Deep work is a professional’s unfair advantage. Can you push it for longer than 6 hours in a day, or is it enough?
In the era of constant distraction, it's more important than ever to be able to focus deeply on work that truly matters. But is it really possible to do deep work for more than 6 hours a day?
Many experts say no. They argue that after 6 hours of deep work, our cognitive resources are depleted and we need time to rest and recharge.
The modern workplace is a constant source of distraction. From emails to social media, there's always something vying for our attention. This can make it difficult to stay focused on work. In a survey of 2,000 professionals, 37% said they were interrupted once an hour, and 22% were interrupted every 10 minutes. In another study, researchers found that the average worker is interrupted once every 11 minutes by email or instant messaging.
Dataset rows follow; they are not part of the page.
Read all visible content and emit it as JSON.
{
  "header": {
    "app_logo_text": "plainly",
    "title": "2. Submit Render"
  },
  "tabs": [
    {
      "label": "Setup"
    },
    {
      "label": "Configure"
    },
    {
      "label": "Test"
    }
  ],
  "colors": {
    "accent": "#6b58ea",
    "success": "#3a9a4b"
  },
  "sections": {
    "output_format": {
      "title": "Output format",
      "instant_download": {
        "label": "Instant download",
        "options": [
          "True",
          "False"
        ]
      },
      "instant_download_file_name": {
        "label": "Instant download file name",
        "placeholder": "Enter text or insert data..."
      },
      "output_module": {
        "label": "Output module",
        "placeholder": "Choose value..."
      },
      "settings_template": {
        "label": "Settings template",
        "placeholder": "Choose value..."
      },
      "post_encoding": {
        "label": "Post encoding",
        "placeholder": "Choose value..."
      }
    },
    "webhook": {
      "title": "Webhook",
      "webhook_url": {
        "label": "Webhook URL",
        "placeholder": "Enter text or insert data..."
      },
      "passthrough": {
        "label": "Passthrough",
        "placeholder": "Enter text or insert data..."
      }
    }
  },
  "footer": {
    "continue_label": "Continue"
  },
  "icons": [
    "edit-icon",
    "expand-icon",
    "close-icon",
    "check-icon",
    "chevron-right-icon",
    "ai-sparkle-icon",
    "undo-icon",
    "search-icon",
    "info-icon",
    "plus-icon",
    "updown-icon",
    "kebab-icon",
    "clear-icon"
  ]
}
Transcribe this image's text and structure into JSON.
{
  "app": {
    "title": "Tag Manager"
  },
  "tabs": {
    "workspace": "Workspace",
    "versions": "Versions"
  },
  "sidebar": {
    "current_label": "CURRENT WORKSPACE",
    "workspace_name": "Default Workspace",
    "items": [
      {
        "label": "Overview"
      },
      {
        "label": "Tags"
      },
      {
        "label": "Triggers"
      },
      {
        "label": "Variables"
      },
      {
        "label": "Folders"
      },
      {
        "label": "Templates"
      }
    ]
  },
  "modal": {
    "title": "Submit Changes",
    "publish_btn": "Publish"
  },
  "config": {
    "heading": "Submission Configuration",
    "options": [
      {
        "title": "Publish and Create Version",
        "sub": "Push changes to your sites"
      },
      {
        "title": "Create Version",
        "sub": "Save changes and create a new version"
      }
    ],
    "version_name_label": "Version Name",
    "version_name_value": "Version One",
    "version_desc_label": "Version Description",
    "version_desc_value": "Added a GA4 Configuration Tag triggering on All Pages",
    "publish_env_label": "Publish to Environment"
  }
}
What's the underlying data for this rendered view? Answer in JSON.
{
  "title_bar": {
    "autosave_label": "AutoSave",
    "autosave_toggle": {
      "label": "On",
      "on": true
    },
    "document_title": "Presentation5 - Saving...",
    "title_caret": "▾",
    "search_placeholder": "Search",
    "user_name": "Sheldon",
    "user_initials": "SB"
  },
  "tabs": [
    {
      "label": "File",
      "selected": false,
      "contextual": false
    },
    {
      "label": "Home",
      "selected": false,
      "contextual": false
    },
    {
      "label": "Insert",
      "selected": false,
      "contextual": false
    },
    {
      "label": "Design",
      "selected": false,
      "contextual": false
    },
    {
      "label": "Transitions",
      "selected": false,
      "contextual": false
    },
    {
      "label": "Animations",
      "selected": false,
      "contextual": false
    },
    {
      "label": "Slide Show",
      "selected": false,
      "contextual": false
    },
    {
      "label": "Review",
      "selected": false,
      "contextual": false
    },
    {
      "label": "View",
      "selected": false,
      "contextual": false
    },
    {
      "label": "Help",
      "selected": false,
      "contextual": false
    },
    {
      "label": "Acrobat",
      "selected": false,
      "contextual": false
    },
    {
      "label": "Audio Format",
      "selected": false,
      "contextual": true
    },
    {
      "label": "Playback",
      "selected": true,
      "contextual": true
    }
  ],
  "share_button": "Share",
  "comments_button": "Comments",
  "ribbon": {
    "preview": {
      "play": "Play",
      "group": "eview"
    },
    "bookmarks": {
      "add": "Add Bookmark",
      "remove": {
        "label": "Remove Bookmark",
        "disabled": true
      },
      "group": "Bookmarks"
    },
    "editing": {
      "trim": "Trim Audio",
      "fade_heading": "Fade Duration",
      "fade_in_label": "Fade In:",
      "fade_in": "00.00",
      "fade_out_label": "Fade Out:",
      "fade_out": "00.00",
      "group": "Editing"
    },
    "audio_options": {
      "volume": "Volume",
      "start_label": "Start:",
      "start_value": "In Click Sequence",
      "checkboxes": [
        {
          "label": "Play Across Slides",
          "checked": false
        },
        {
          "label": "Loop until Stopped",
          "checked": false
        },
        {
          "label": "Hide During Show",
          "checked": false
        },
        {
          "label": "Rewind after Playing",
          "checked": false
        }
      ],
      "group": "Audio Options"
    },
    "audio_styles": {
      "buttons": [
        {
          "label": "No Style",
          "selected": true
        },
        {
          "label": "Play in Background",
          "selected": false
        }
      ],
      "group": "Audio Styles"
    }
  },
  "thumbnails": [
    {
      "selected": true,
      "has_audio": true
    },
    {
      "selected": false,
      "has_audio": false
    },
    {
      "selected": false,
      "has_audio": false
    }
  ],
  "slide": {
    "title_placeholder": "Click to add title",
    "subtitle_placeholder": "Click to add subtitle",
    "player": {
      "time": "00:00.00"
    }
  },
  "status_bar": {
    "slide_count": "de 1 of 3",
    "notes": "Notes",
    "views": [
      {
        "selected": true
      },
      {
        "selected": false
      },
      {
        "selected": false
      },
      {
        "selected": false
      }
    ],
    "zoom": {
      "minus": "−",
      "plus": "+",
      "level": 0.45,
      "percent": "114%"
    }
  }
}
With email, social media, and the internet always at our fingertips, it's difficult to stay focused on work tasks. To be productive in this era of constant distraction, workers need to learn how to manage their time and focus on the task at hand.
This is where deep work comes in.
Deep work is the ability to focus without distraction on a cognitively demanding task. It is a skill that allows you to block out everything else and really hone in on what you are doing.
There are many benefits to deep work, including improved mental clarity, better problem-solving skills, and increased productivity. In our fast-paced world, it is essential to be able to focus in order to get things done and reach our goals.
A 2015 study at the University of California suggested that immersion in something that has caught an individual's attention throughout at least 23 minutes tends to reduce a person's productivity. This is due to the familiarity with the flow of a person's mind once the mind refocuses itself. Attention residue results in lowered productivity by 40 minutes.
When you limit your focus to one thing at a time, the brain solidifies emotional intelligence via the so-called, "myelination", by enhancing connections between neurons in order to speed up the firing of information. The outcome of such training is enhanced performance and decreased level of distraction.
A study done by Anders Ericsson suggests that most people can’t do more than 4-hours of deep work in a day. Cal Newport, the writer of Deep Work, suggests the same in his book.
However, there are some outliers to every rule. Some exceptional performers are able to do 6-8 hours of deep work after months of creating a deep work ritual for themselves.
In conclusion, don't worry about long hours of deep work. Focus on your most important tasks for the day and schedule them with your deep work hours. This will help you be more productive and get the most out of your time.
Try to set a deep work ritual for yourself everyday. Start with blocking 2-3 hours everyday where you can work in peace. Turn off notifications and inform your team in advance about your unavailability. After the first week, reflect on your progress. Did you actually get more work done in those 3 hours everyday? How do your energy levels feel after a deep work session? How long does it take you before you can optimally start to work again?